→ **What you have to do**:
Everything in the data gets repeated exactly, except for the pictures.

→ **Supplied records**:
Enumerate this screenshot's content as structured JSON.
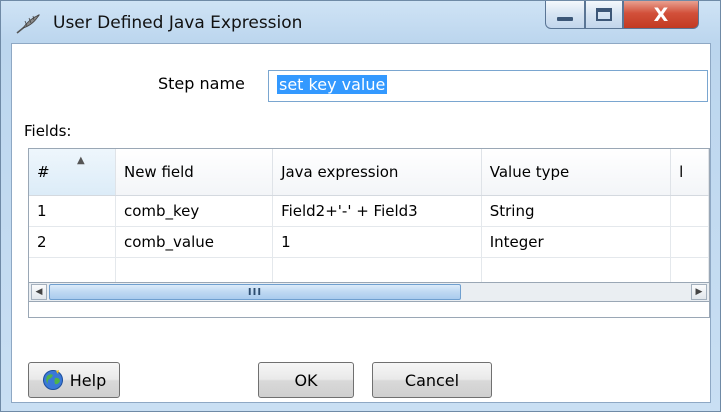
{
  "window": {
    "title": "User Defined Java Expression",
    "close_glyph": "X"
  },
  "form": {
    "step_name_label": "Step name",
    "step_name_value": "set key value",
    "fields_label": "Fields:"
  },
  "table": {
    "headers": [
      "#",
      "New field",
      "Java expression",
      "Value type",
      "l"
    ],
    "rows": [
      [
        "1",
        "comb_key",
        "Field2+'-' + Field3",
        "String",
        ""
      ],
      [
        "2",
        "comb_value",
        "1",
        "Integer",
        ""
      ]
    ],
    "scroll_grip": "III"
  },
  "buttons": {
    "help": "Help",
    "ok": "OK",
    "cancel": "Cancel"
  },
  "icons": {
    "title": "feather-quill-icon",
    "help": "globe-help-icon"
  },
  "colors": {
    "selection": "#3399ff",
    "close_button": "#c23a22",
    "window_frame": "#c9dff3"
  }
}
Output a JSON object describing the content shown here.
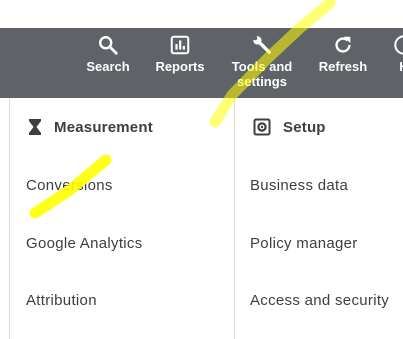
{
  "toolbar": {
    "items": [
      {
        "label": "Search",
        "icon": "search-icon"
      },
      {
        "label": "Reports",
        "icon": "reports-icon"
      },
      {
        "label": "Tools and settings",
        "icon": "wrench-icon"
      },
      {
        "label": "Refresh",
        "icon": "refresh-icon"
      },
      {
        "label": "H",
        "icon": "help-icon"
      }
    ]
  },
  "measurement": {
    "title": "Measurement",
    "icon": "hourglass-icon",
    "items": [
      "Conversions",
      "Google Analytics",
      "Attribution"
    ]
  },
  "setup": {
    "title": "Setup",
    "icon": "gear-box-icon",
    "items": [
      "Business data",
      "Policy manager",
      "Access and security"
    ]
  },
  "colors": {
    "toolbar_bg": "#5f6368",
    "highlight": "#ffff00",
    "text": "#3c4043"
  }
}
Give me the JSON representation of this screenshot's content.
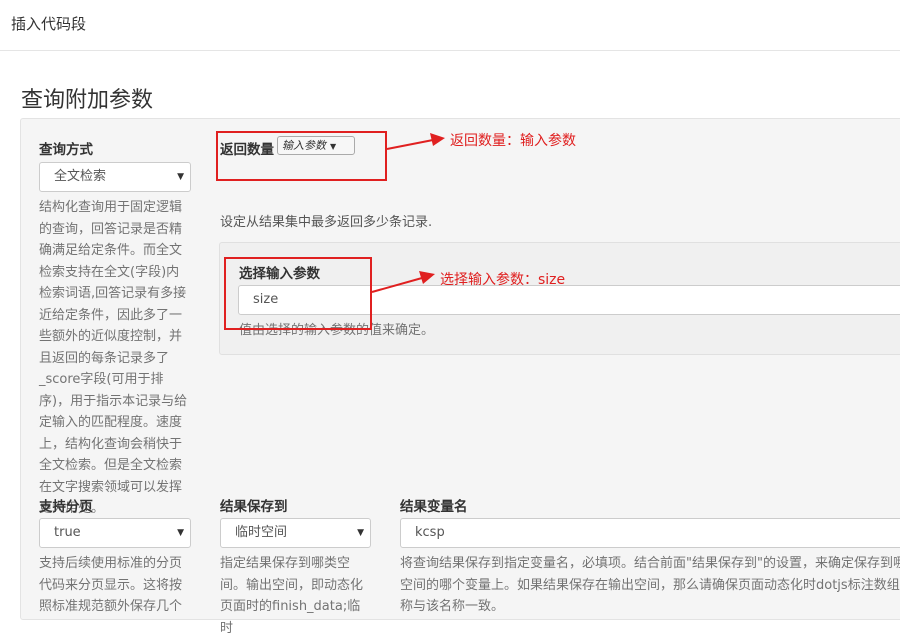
{
  "header": {
    "title": "插入代码段"
  },
  "section": {
    "title": "查询附加参数"
  },
  "query_method": {
    "label": "查询方式",
    "selected": "全文检索",
    "help": "结构化查询用于固定逻辑的查询，回答记录是否精确满足给定条件。而全文检索支持在全文(字段)内检索词语,回答记录有多接近给定条件，因此多了一些额外的近似度控制，并且返回的每条记录多了_score字段(可用于排序)，用于指示本记录与给定输入的匹配程度。速度上，结构化查询会稍快于全文检索。但是全文检索在文字搜索领域可以发挥更大用处。"
  },
  "return_count": {
    "label": "返回数量",
    "mode_selected": "输入参数",
    "help": "设定从结果集中最多返回多少条记录.",
    "param_label": "选择输入参数",
    "param_value": "size",
    "param_help": "值由选择的输入参数的值来确定。"
  },
  "paging": {
    "label": "支持分页",
    "selected": "true",
    "help": "支持后续使用标准的分页代码来分页显示。这将按照标准规范额外保存几个"
  },
  "save_to": {
    "label": "结果保存到",
    "selected": "临时空间",
    "help": "指定结果保存到哪类空间。输出空间，即动态化页面时的finish_data;临时"
  },
  "result_var": {
    "label": "结果变量名",
    "value": "kcsp",
    "help": "将查询结果保存到指定变量名，必填项。结合前面\"结果保存到\"的设置，来确定保存到哪类空间的哪个变量上。如果结果保存在输出空间，那么请确保页面动态化时dotjs标注数组名称与该名称一致。"
  },
  "annotations": {
    "return_count": "返回数量：输入参数",
    "select_param": "选择输入参数：size",
    "color": "#e02020"
  },
  "icons": {
    "caret": "caret-down-icon",
    "arrow": "arrow-right-icon"
  }
}
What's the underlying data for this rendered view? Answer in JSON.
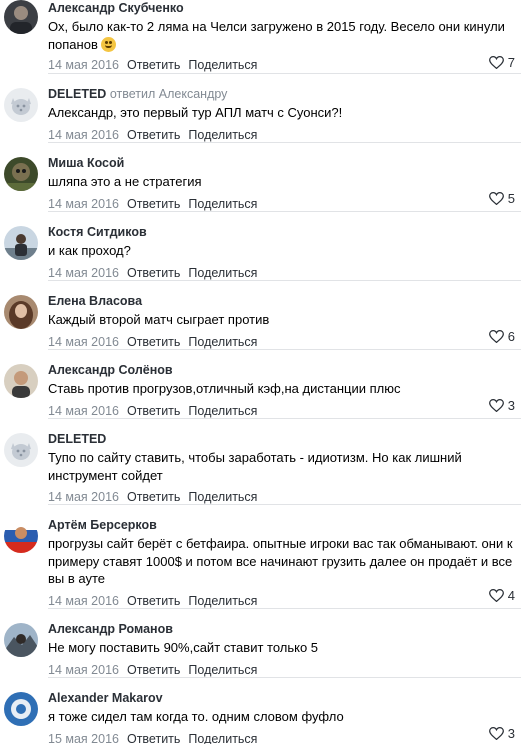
{
  "actions": {
    "reply": "Ответить",
    "share": "Поделиться"
  },
  "comments": [
    {
      "author": "Александр Скубченко",
      "text": "Ох, было как-то 2 ляма на Челси загружено в 2015 году. Весело они кинули попанов",
      "emoji": "laughing-emoji",
      "date": "14 мая 2016",
      "likes": "7",
      "avatar": "photo-dark"
    },
    {
      "author": "DELETED",
      "reply_note": "ответил",
      "reply_to": "Александру",
      "text": "Александр, это первый тур АПЛ матч с Суонси?!",
      "date": "14 мая 2016",
      "likes": "",
      "avatar": "deleted-dog"
    },
    {
      "author": "Миша Косой",
      "text": "шляпа это а не стратегия",
      "date": "14 мая 2016",
      "likes": "5",
      "avatar": "photo-green"
    },
    {
      "author": "Костя Ситдиков",
      "text": "и как проход?",
      "date": "14 мая 2016",
      "likes": "",
      "avatar": "photo-sky"
    },
    {
      "author": "Елена Власова",
      "text": "Каждый второй матч сыграет против",
      "date": "14 мая 2016",
      "likes": "6",
      "avatar": "photo-warm"
    },
    {
      "author": "Александр Солёнов",
      "text": "Ставь против прогрузов,отличный кэф,на дистанции плюс",
      "date": "14 мая 2016",
      "likes": "3",
      "avatar": "photo-beige"
    },
    {
      "author": "DELETED",
      "text": "Тупо по сайту ставить, чтобы заработать - идиотизм. Но как лишний инструмент сойдет",
      "date": "14 мая 2016",
      "likes": "",
      "avatar": "deleted-dog"
    },
    {
      "author": "Артём Берсерков",
      "text": "прогрузы сайт берёт с бетфаира. опытные игроки вас так обманывают. они к примеру ставят 1000$ и потом все начинают грузить далее он продаёт и все вы в ауте",
      "date": "14 мая 2016",
      "likes": "4",
      "avatar": "photo-flag"
    },
    {
      "author": "Александр Романов",
      "text": "Не могу поставить 90%,сайт ставит только 5",
      "date": "14 мая 2016",
      "likes": "",
      "avatar": "photo-mountain"
    },
    {
      "author": "Alexander Makarov",
      "text": "я тоже сидел там когда то. одним словом фуфло",
      "date": "15 мая 2016",
      "likes": "3",
      "avatar": "photo-blue"
    }
  ],
  "colors": {
    "link": "#2a2f36",
    "muted": "#828a93",
    "separator": "#e1e3e6"
  }
}
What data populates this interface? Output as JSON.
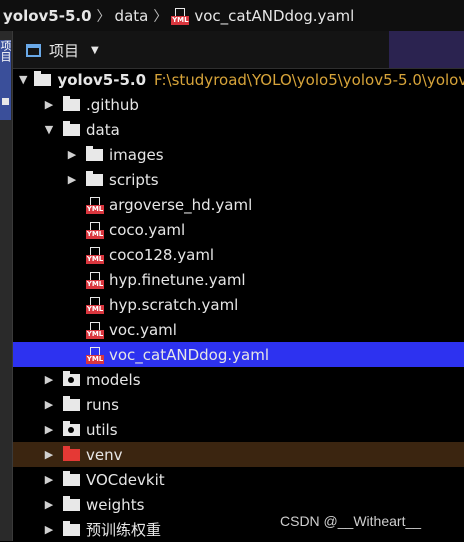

→ **Exercise result**:
Enumerate this screenshot's content as structured JSON.
{
  "window": {
    "title": "User Defined Java Expression",
    "close_glyph": "X"
  },
  "form": {
    "step_name_label": "Step name",
    "step_name_value": "set key value",
    "fields_label": "Fields:"
  },
  "table": {
    "headers": [
      "#",
      "New field",
      "Java expression",
      "Value type",
      "l"
    ],
    "rows": [
      [
        "1",
        "comb_key",
        "Field2+'-' + Field3",
        "String",
        ""
      ],
      [
        "2",
        "comb_value",
        "1",
        "Integer",
        ""
      ]
    ],
    "scroll_grip": "III"
  },
  "buttons": {
    "help": "Help",
    "ok": "OK",
    "cancel": "Cancel"
  },
  "icons": {
    "title": "feather-quill-icon",
    "help": "globe-help-icon"
  },
  "colors": {
    "selection": "#3399ff",
    "close_button": "#c23a22",
    "window_frame": "#c9dff3"
  }
}
Output a JSON object describing the content shown here.
{
  "toolbar": {
    "items": [
      {
        "label": "Search",
        "icon": "search-icon"
      },
      {
        "label": "Reports",
        "icon": "reports-icon"
      },
      {
        "label": "Tools and settings",
        "icon": "wrench-icon"
      },
      {
        "label": "Refresh",
        "icon": "refresh-icon"
      },
      {
        "label": "H",
        "icon": "help-icon"
      }
    ]
  },
  "measurement": {
    "title": "Measurement",
    "icon": "hourglass-icon",
    "items": [
      "Conversions",
      "Google Analytics",
      "Attribution"
    ]
  },
  "setup": {
    "title": "Setup",
    "icon": "gear-box-icon",
    "items": [
      "Business data",
      "Policy manager",
      "Access and security"
    ]
  },
  "colors": {
    "toolbar_bg": "#5f6368",
    "highlight": "#ffff00",
    "text": "#3c4043"
  }
}
Give me the JSON representation of this screenshot's content.
{
  "header": {
    "title": "插入代码段"
  },
  "section": {
    "title": "查询附加参数"
  },
  "query_method": {
    "label": "查询方式",
    "selected": "全文检索",
    "help": "结构化查询用于固定逻辑的查询，回答记录是否精确满足给定条件。而全文检索支持在全文(字段)内检索词语,回答记录有多接近给定条件，因此多了一些额外的近似度控制，并且返回的每条记录多了_score字段(可用于排序)，用于指示本记录与给定输入的匹配程度。速度上，结构化查询会稍快于全文检索。但是全文检索在文字搜索领域可以发挥更大用处。"
  },
  "return_count": {
    "label": "返回数量",
    "mode_selected": "输入参数",
    "help": "设定从结果集中最多返回多少条记录.",
    "param_label": "选择输入参数",
    "param_value": "size",
    "param_help": "值由选择的输入参数的值来确定。"
  },
  "paging": {
    "label": "支持分页",
    "selected": "true",
    "help": "支持后续使用标准的分页代码来分页显示。这将按照标准规范额外保存几个"
  },
  "save_to": {
    "label": "结果保存到",
    "selected": "临时空间",
    "help": "指定结果保存到哪类空间。输出空间，即动态化页面时的finish_data;临时"
  },
  "result_var": {
    "label": "结果变量名",
    "value": "kcsp",
    "help": "将查询结果保存到指定变量名，必填项。结合前面\"结果保存到\"的设置，来确定保存到哪类空间的哪个变量上。如果结果保存在输出空间，那么请确保页面动态化时dotjs标注数组名称与该名称一致。"
  },
  "annotations": {
    "return_count": "返回数量：输入参数",
    "select_param": "选择输入参数：size",
    "color": "#e02020"
  },
  "icons": {
    "caret": "caret-down-icon",
    "arrow": "arrow-right-icon"
  }
}
What's the underlying data for this rendered view? Answer in JSON.
{
  "actions": {
    "reply": "Ответить",
    "share": "Поделиться"
  },
  "comments": [
    {
      "author": "Александр Скубченко",
      "text": "Ох, было как-то 2 ляма на Челси загружено в 2015 году. Весело они кинули попанов",
      "emoji": "laughing-emoji",
      "date": "14 мая 2016",
      "likes": "7",
      "avatar": "photo-dark"
    },
    {
      "author": "DELETED",
      "reply_note": "ответил",
      "reply_to": "Александру",
      "text": "Александр, это первый тур АПЛ матч с Суонси?!",
      "date": "14 мая 2016",
      "likes": "",
      "avatar": "deleted-dog"
    },
    {
      "author": "Миша Косой",
      "text": "шляпа это а не стратегия",
      "date": "14 мая 2016",
      "likes": "5",
      "avatar": "photo-green"
    },
    {
      "author": "Костя Ситдиков",
      "text": "и как проход?",
      "date": "14 мая 2016",
      "likes": "",
      "avatar": "photo-sky"
    },
    {
      "author": "Елена Власова",
      "text": "Каждый второй матч сыграет против",
      "date": "14 мая 2016",
      "likes": "6",
      "avatar": "photo-warm"
    },
    {
      "author": "Александр Солёнов",
      "text": "Ставь против прогрузов,отличный кэф,на дистанции плюс",
      "date": "14 мая 2016",
      "likes": "3",
      "avatar": "photo-beige"
    },
    {
      "author": "DELETED",
      "text": "Тупо по сайту ставить, чтобы заработать - идиотизм. Но как лишний инструмент сойдет",
      "date": "14 мая 2016",
      "likes": "",
      "avatar": "deleted-dog"
    },
    {
      "author": "Артём Берсерков",
      "text": "прогрузы сайт берёт с бетфаира. опытные игроки вас так обманывают. они к примеру ставят 1000$ и потом все начинают грузить далее он продаёт и все вы в ауте",
      "date": "14 мая 2016",
      "likes": "4",
      "avatar": "photo-flag"
    },
    {
      "author": "Александр Романов",
      "text": "Не могу поставить 90%,сайт ставит только 5",
      "date": "14 мая 2016",
      "likes": "",
      "avatar": "photo-mountain"
    },
    {
      "author": "Alexander Makarov",
      "text": "я тоже сидел там когда то. одним словом фуфло",
      "date": "15 мая 2016",
      "likes": "3",
      "avatar": "photo-blue"
    }
  ],
  "colors": {
    "link": "#2a2f36",
    "muted": "#828a93",
    "separator": "#e1e3e6"
  }
}
What data populates this interface? Output as JSON.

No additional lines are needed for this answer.